In social interactions an individual’s perception of others’ facial expressions is usually influenced by the evaluation of personality traits, especially negative evaluations. We integrated social-appraisal contexts with self- and mother-referential processing in a Chinese cultural context to examine the effect of context, including different potencies and reference types, on the individual’s emotional perceptual processes of others’ facial expressions. We found that neutral faces presented in positive/negative self-referential and mother-referential contexts were perceived as more positive/more negative than were neutral faces presented in other-referential contexts. Event-related potential (ERP) data showed that self-referential and mother-referential negative contexts induced more pronounced early posterior negativity and late positive potential components than did other-referential contexts.
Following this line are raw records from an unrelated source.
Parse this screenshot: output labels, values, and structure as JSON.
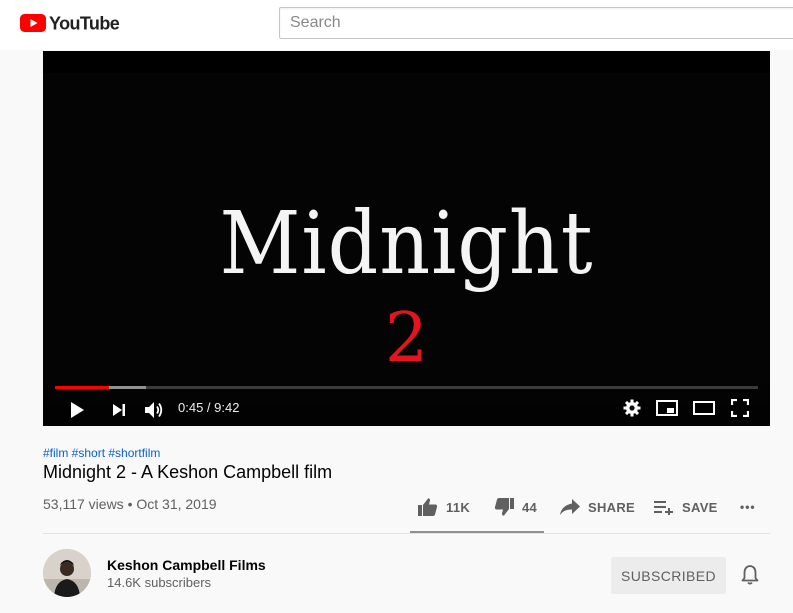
{
  "header": {
    "logo_text": "YouTube",
    "search_placeholder": "Search"
  },
  "player": {
    "title_card_line1": "Midnight",
    "title_card_line2": "2",
    "current_time": "0:45",
    "duration": "9:42",
    "time_display": "0:45 / 9:42",
    "played_fraction": 0.077,
    "buffered_fraction": 0.13
  },
  "video": {
    "hashtags": "#film #short #shortfilm",
    "title": "Midnight 2 - A Keshon Campbell film",
    "meta": "53,117 views • Oct 31, 2019"
  },
  "actions": {
    "like_count": "11K",
    "dislike_count": "44",
    "share_label": "SHARE",
    "save_label": "SAVE",
    "more_label": "•••"
  },
  "channel": {
    "name": "Keshon Campbell Films",
    "subscribers": "14.6K subscribers",
    "subscribe_label": "SUBSCRIBED"
  },
  "colors": {
    "accent_red": "#ff0000",
    "link_blue": "#065fd4",
    "title_card_red": "#e3141e"
  }
}
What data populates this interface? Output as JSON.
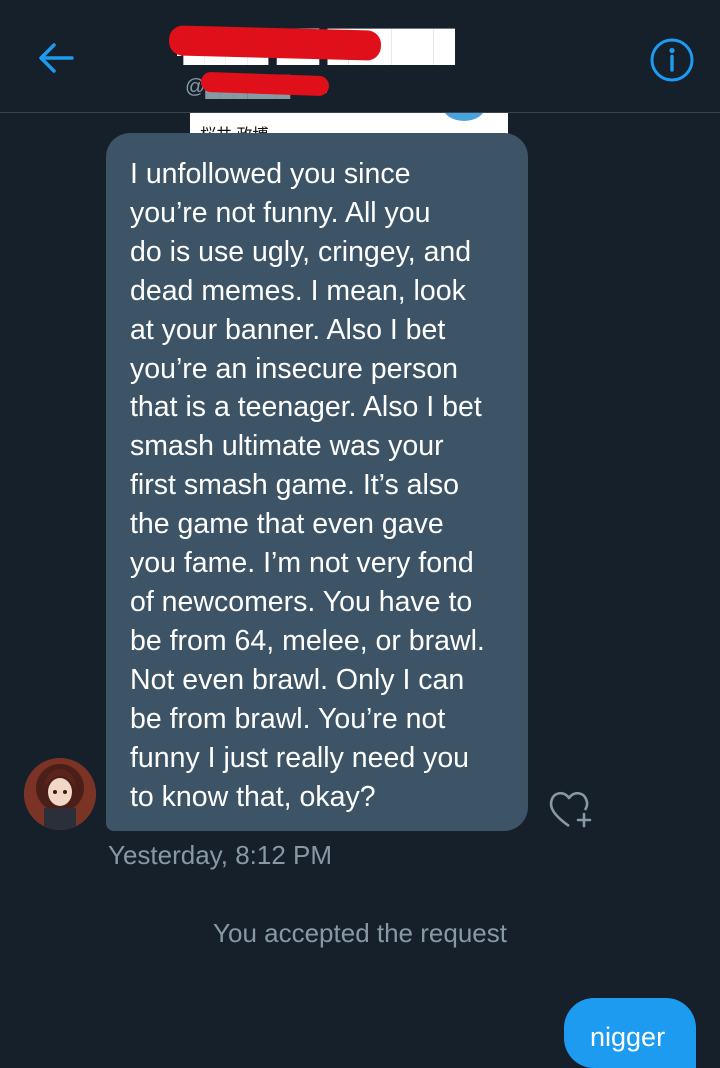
{
  "header": {
    "title": "I████ ██ ██████",
    "handle": "@██████com",
    "back_icon": "arrow-left-icon",
    "info_icon": "info-icon",
    "accent_color": "#1d9bf0"
  },
  "conversation": {
    "quoted_card_text": "桜井 政博",
    "received_message": {
      "lines": [
        "I unfollowed you since",
        "you’re not funny. All you",
        "do is use ugly, cringey, and",
        "dead memes. I mean, look",
        "at your banner. Also I bet",
        "you’re an insecure person",
        "that is a teenager. Also I bet",
        "smash ultimate was your",
        "first smash game. It’s also",
        "the game that even gave",
        "you fame. I’m not very fond",
        "of newcomers. You have to",
        "be from 64, melee, or brawl.",
        "Not even brawl. Only I can",
        "be from brawl. You’re not",
        "funny I just really need you",
        "to know that, okay?"
      ],
      "timestamp": "Yesterday, 8:12 PM"
    },
    "system_message": "You accepted the request",
    "sent_message_text": "nigger"
  }
}
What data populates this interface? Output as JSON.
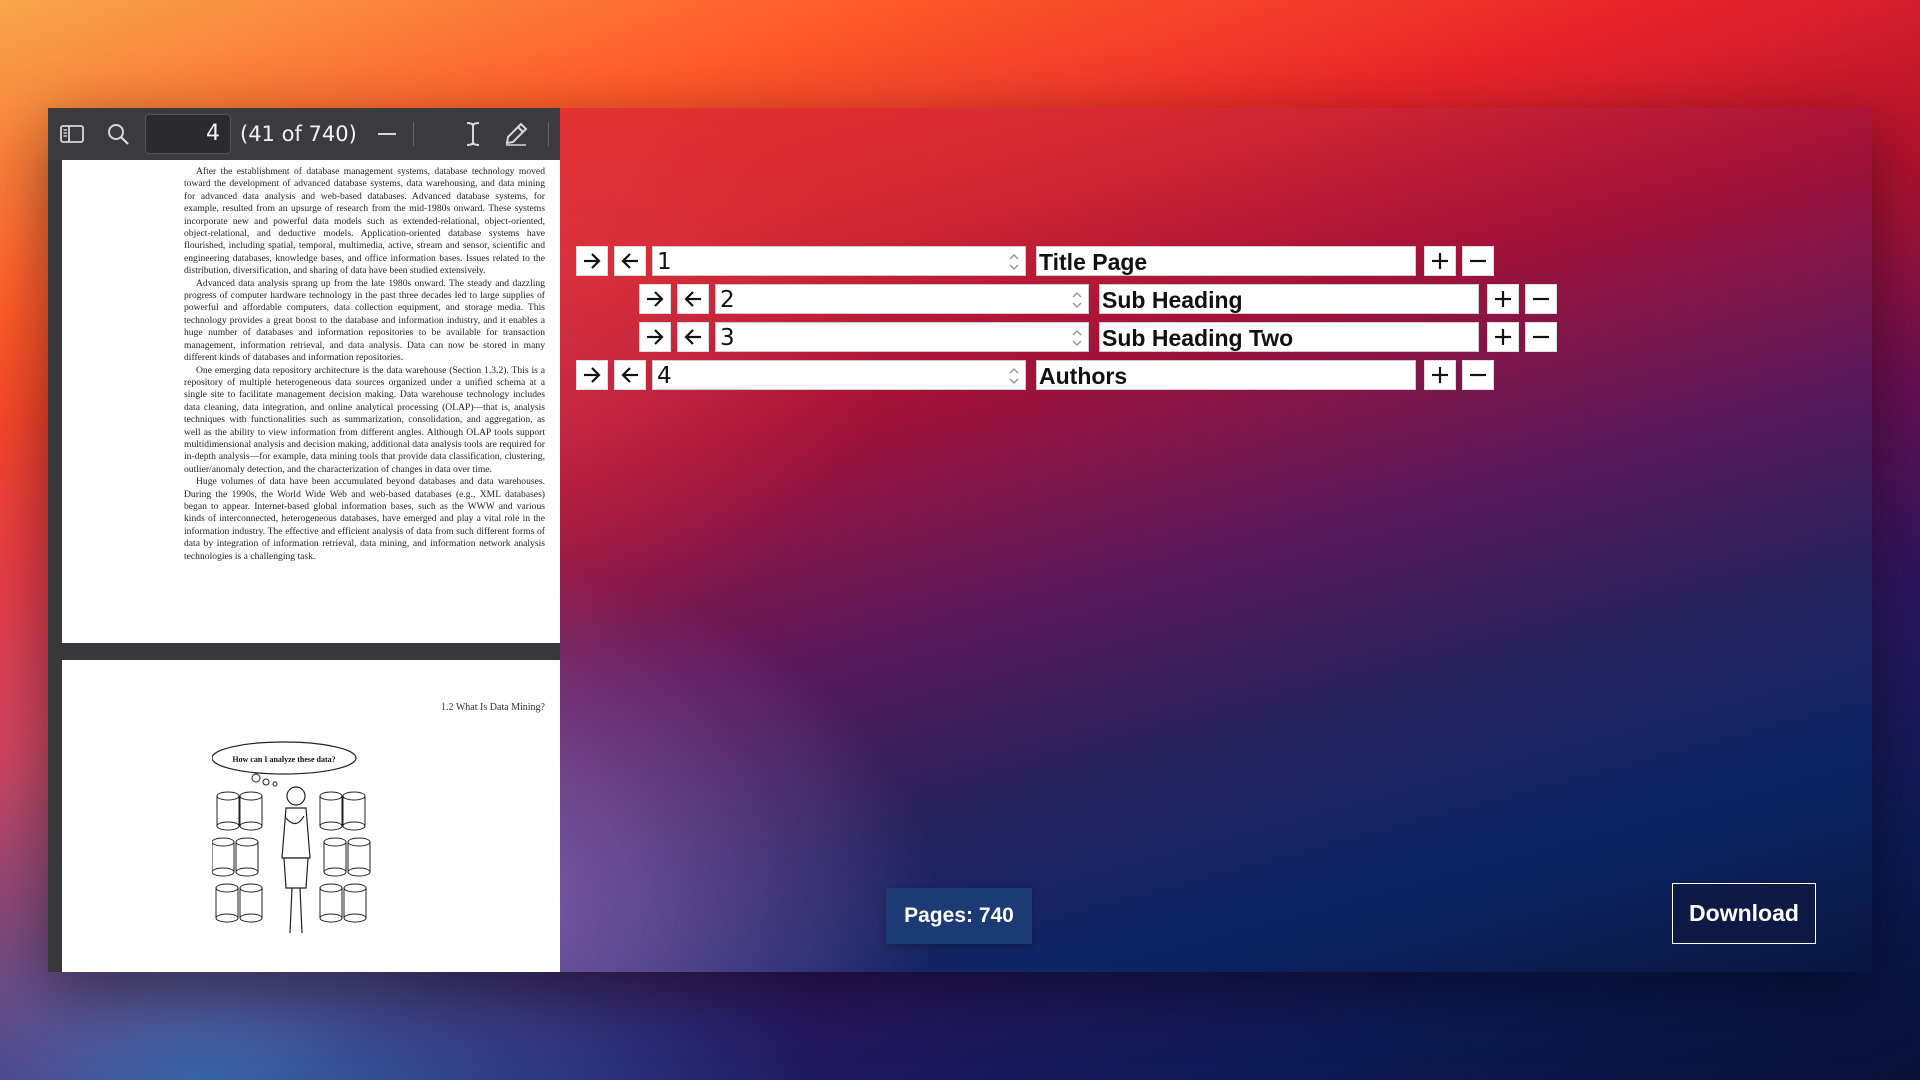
{
  "viewer": {
    "current_page": "4",
    "page_count_text": "(41 of 740)",
    "running_head": "1.2  What Is Data Mining?",
    "thought_bubble": "How can I analyze these data?",
    "paragraphs": [
      "After the establishment of database management systems, database technology moved toward the development of advanced database systems, data warehousing, and data mining for advanced data analysis and web-based databases. Advanced database systems, for example, resulted from an upsurge of research from the mid-1980s onward. These systems incorporate new and powerful data models such as extended-relational, object-oriented, object-relational, and deductive models. Application-oriented database systems have flourished, including spatial, temporal, multimedia, active, stream and sensor, scientific and engineering databases, knowledge bases, and office information bases. Issues related to the distribution, diversification, and sharing of data have been studied extensively.",
      "Advanced data analysis sprang up from the late 1980s onward. The steady and dazzling progress of computer hardware technology in the past three decades led to large supplies of powerful and affordable computers, data collection equipment, and storage media. This technology provides a great boost to the database and information industry, and it enables a huge number of databases and information repositories to be available for transaction management, information retrieval, and data analysis. Data can now be stored in many different kinds of databases and information repositories.",
      "One emerging data repository architecture is the data warehouse (Section 1.3.2). This is a repository of multiple heterogeneous data sources organized under a unified schema at a single site to facilitate management decision making. Data warehouse technology includes data cleaning, data integration, and online analytical processing (OLAP)—that is, analysis techniques with functionalities such as summarization, consolidation, and aggregation, as well as the ability to view information from different angles. Although OLAP tools support multidimensional analysis and decision making, additional data analysis tools are required for in-depth analysis—for example, data mining tools that provide data classification, clustering, outlier/anomaly detection, and the characterization of changes in data over time.",
      "Huge volumes of data have been accumulated beyond databases and data warehouses. During the 1990s, the World Wide Web and web-based databases (e.g., XML databases) began to appear. Internet-based global information bases, such as the WWW and various kinds of interconnected, heterogeneous databases, have emerged and play a vital role in the information industry. The effective and efficient analysis of data from such different forms of data by integration of information retrieval, data mining, and information network analysis technologies is a challenging task."
    ]
  },
  "outline": [
    {
      "page": "1",
      "title": "Title Page"
    },
    {
      "page": "2",
      "title": "Sub Heading"
    },
    {
      "page": "3",
      "title": "Sub Heading Two"
    },
    {
      "page": "4",
      "title": "Authors"
    }
  ],
  "footer": {
    "pages_label": "Pages: 740",
    "download_label": "Download"
  },
  "icons": [
    "sidebar-toggle-icon",
    "search-icon",
    "zoom-out-icon",
    "text-cursor-icon",
    "pen-icon",
    "arrow-right-icon",
    "arrow-left-icon",
    "plus-icon",
    "minus-icon",
    "spinner-icon"
  ]
}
However, these same contexts did not significantly affect the results of the positive ERP component that occurs approximately 100 ms after stimulus presentation (P1) and the negative deflection in wave amplitude that occurs around 170 ms after the presentation of a face (N170). These results suggest that social-behavioral appraisals related to self and mother can influence the individual’s perception of an appraiser’s facial emotions even when there is no personality trait appraisal.